"Everyday Cooking for the Jewish Home: More Than 350 Delectable Recipes"  

From the former president of the International Association of Culinary Professionals comes a beautifully designed, accessible and uniquely comprehensive guide to Jewish home cooking. Unlike many Jewish cookbooks that are limited to the traditional dishes of Eastern Europe, Everyday Cooking for the Jewish Home gives readers a truly international sample of what the world of Jewish cooking has to offer.

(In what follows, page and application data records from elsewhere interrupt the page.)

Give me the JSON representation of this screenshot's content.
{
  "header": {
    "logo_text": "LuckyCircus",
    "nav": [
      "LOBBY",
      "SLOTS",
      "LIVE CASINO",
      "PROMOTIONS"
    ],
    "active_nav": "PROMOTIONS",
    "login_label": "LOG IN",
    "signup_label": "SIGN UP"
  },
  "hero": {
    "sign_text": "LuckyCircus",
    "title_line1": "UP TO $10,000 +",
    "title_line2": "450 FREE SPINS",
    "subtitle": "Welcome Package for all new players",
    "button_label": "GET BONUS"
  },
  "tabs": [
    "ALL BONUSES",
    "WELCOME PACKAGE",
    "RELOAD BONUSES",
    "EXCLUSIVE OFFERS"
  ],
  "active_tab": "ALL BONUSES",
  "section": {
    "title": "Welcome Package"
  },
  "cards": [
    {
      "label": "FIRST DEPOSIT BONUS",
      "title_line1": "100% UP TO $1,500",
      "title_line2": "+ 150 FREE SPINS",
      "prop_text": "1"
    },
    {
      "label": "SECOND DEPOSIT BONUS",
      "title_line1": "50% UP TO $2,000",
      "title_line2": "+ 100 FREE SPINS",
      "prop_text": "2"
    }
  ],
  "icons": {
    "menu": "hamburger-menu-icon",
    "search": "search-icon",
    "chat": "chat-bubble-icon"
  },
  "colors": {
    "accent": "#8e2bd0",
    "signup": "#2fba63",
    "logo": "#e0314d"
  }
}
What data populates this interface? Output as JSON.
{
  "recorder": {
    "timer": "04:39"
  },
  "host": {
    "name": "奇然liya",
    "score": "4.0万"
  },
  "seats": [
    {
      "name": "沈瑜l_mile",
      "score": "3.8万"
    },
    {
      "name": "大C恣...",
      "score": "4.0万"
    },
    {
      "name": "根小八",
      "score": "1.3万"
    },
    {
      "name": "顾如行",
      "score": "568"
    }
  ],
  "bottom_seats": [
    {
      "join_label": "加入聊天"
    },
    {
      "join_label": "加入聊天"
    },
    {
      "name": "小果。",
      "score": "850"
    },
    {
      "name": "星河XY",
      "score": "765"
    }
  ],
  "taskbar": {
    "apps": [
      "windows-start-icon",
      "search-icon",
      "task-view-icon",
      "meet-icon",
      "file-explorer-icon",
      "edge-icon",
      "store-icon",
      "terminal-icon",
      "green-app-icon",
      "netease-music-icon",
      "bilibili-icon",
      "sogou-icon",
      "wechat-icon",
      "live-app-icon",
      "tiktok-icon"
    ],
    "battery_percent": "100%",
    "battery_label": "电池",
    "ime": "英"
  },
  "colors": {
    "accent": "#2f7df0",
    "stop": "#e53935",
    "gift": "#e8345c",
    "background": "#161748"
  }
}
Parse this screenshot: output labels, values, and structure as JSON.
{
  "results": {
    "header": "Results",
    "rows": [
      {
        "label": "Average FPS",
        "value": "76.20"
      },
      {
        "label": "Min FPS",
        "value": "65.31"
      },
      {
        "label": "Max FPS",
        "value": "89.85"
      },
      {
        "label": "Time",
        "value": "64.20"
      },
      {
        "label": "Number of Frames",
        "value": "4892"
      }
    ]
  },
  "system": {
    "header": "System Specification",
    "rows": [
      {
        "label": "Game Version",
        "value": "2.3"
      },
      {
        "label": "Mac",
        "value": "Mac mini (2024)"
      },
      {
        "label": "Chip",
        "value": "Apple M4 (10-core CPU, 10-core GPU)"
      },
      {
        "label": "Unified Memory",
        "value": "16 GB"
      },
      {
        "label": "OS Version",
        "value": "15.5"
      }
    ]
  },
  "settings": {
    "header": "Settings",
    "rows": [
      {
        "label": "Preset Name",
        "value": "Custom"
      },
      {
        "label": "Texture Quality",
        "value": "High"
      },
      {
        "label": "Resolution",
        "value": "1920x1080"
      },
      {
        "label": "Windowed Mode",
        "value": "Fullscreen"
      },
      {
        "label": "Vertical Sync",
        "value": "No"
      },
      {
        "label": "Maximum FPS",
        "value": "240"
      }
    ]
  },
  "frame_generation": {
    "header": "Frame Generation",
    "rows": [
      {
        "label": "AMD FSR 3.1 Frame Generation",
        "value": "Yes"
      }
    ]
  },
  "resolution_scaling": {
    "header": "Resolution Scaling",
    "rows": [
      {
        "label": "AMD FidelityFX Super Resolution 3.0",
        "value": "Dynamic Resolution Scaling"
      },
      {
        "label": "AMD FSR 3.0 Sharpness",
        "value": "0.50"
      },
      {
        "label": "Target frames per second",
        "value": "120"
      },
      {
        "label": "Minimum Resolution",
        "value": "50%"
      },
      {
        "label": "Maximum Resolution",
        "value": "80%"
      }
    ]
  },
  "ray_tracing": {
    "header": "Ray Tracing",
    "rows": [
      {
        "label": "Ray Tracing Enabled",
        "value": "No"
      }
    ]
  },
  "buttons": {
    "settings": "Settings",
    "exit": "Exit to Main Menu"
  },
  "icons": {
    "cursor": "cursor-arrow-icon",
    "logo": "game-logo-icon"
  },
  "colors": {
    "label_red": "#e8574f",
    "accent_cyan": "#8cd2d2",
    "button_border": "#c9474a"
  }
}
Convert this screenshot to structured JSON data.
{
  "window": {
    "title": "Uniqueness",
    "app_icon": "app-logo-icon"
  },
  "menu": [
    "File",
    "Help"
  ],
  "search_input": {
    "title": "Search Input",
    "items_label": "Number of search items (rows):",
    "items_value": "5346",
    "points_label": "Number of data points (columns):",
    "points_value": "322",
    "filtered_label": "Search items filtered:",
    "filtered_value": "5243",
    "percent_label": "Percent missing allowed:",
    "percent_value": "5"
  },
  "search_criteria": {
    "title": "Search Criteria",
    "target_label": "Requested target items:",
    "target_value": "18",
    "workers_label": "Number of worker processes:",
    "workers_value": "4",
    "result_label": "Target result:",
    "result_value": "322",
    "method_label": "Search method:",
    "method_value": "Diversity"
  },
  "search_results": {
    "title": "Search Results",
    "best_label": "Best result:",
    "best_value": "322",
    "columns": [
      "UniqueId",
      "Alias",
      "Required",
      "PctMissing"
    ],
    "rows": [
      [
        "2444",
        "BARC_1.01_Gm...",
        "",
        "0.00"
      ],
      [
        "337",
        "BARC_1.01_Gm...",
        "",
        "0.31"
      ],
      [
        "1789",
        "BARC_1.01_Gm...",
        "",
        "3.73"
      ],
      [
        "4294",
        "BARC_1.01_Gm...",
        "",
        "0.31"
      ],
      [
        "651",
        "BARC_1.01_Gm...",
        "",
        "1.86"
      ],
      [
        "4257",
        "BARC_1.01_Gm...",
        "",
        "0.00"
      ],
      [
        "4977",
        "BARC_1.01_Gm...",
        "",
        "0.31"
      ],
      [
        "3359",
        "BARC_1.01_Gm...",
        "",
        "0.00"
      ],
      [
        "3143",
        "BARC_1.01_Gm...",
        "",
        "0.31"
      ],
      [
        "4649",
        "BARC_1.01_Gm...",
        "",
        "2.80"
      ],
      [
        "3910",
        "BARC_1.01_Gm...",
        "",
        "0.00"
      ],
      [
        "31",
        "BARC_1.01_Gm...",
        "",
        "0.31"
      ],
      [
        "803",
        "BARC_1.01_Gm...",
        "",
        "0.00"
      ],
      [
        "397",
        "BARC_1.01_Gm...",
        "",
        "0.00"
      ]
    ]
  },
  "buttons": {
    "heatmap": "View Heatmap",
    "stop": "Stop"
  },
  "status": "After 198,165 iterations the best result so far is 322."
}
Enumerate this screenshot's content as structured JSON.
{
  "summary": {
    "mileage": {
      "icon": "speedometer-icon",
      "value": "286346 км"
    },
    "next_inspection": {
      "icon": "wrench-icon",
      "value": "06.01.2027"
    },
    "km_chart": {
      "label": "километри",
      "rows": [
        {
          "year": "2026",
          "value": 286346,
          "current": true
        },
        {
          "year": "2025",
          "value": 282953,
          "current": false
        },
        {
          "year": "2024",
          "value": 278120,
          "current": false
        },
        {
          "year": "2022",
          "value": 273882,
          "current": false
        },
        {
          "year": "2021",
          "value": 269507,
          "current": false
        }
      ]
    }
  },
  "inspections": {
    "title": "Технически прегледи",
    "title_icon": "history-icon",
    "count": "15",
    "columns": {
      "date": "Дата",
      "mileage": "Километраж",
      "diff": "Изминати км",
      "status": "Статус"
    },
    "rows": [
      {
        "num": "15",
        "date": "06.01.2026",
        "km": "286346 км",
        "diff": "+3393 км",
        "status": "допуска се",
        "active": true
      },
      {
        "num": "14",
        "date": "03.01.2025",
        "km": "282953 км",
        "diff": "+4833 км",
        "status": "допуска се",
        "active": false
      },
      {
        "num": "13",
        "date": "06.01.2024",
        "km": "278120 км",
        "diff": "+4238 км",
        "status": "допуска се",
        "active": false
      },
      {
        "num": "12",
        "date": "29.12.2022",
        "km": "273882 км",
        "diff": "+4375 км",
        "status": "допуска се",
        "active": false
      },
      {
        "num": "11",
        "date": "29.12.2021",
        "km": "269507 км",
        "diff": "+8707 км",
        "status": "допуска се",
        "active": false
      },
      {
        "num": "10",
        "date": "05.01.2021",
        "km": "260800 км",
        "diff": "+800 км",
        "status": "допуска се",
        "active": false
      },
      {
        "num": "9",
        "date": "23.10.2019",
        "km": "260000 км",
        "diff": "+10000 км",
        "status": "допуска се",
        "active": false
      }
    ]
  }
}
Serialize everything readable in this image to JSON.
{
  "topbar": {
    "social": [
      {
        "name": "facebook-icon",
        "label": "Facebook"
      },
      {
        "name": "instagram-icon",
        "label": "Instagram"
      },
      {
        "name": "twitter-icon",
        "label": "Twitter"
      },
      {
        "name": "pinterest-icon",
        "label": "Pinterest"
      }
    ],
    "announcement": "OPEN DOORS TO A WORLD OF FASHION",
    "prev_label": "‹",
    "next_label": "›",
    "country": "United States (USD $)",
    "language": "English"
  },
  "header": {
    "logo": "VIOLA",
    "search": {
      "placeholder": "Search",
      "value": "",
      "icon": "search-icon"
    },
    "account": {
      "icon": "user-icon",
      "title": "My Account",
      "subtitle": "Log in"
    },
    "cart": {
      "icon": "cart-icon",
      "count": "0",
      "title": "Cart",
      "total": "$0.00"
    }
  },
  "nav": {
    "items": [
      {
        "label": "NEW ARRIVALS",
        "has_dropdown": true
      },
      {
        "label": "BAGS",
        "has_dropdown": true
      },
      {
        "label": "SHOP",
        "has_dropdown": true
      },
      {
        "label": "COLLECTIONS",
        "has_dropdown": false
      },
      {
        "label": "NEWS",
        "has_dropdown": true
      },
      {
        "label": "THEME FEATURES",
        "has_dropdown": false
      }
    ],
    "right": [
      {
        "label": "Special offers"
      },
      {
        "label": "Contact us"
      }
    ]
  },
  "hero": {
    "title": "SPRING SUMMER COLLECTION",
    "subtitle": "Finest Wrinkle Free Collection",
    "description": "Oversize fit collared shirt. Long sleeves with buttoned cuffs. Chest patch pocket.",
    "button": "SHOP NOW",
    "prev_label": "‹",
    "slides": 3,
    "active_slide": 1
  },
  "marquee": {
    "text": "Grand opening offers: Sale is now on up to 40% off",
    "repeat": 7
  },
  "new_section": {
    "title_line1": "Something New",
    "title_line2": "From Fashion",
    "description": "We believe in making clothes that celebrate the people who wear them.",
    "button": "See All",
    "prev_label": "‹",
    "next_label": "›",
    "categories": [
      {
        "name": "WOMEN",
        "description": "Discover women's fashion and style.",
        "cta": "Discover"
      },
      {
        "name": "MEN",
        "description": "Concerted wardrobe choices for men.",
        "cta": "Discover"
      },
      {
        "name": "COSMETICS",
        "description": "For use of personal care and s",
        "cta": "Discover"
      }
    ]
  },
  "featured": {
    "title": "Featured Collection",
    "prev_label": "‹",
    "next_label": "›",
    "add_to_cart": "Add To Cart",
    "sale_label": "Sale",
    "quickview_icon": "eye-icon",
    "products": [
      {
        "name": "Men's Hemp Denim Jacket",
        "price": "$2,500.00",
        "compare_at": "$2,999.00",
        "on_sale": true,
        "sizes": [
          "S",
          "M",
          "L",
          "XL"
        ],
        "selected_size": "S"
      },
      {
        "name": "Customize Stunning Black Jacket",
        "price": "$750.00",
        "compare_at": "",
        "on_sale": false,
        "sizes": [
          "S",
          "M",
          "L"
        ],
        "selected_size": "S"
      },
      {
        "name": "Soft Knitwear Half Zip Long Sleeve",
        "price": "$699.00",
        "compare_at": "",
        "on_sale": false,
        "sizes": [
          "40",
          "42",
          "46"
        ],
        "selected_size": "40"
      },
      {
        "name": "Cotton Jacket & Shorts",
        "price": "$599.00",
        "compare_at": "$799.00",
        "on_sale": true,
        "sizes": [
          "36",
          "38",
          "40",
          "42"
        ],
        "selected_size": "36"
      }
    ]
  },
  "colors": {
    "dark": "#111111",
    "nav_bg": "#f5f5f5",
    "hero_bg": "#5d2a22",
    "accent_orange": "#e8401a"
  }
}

Structured from soup to nuts, and including a special Passover section, it presents a spectacular array of dishes such as Peppered Chickpeas (Arbis), Sweet and Sour Meatballs, Beef and Barley Soup with Kale, Homestyle Gefilte Fish, Potato Chicken Cutlets, Shabbat Beef and Eggs, Cholent, Steamed Beef Greens, Israeli Salad, Poppyseed Noodles, Kasha and Bow Ties, Glick's Colossal Butternut Latkas, Shabbat Wine Mold with Cherries and Walnuts, Springtime Kugel with White and Sweet Potatoes and Matzoh Brie.

Sales help fund JWR.

© 2009, Ethel G. Hofman